§ What you will do: Look through the lines below and extract each one that contains "apps".

§ Study material:

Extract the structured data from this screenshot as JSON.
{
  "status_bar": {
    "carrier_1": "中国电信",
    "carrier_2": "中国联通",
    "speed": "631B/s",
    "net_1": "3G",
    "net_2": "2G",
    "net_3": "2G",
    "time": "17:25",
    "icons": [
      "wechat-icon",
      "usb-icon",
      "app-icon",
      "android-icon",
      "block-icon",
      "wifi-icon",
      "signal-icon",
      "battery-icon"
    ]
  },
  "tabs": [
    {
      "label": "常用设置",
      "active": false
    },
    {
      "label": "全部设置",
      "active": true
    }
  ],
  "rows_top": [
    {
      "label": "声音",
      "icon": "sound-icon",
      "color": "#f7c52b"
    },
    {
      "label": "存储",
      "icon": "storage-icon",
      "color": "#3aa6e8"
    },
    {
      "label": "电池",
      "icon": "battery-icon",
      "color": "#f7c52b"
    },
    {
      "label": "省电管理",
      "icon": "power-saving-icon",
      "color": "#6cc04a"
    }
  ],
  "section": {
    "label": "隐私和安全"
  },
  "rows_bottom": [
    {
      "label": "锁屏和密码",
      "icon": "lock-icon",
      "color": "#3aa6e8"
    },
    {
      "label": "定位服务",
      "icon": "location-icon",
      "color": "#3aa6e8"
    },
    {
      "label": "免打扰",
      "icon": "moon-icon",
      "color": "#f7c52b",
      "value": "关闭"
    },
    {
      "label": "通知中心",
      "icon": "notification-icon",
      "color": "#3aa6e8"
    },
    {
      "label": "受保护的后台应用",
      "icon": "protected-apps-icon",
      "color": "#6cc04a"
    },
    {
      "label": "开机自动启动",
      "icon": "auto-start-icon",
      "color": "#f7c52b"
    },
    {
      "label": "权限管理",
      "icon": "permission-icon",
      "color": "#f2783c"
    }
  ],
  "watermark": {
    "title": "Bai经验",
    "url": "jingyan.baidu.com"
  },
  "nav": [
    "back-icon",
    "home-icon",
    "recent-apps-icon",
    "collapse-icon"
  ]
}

§ Written answer:
      "icon": "protected-apps-icon",
    "recent-apps-icon",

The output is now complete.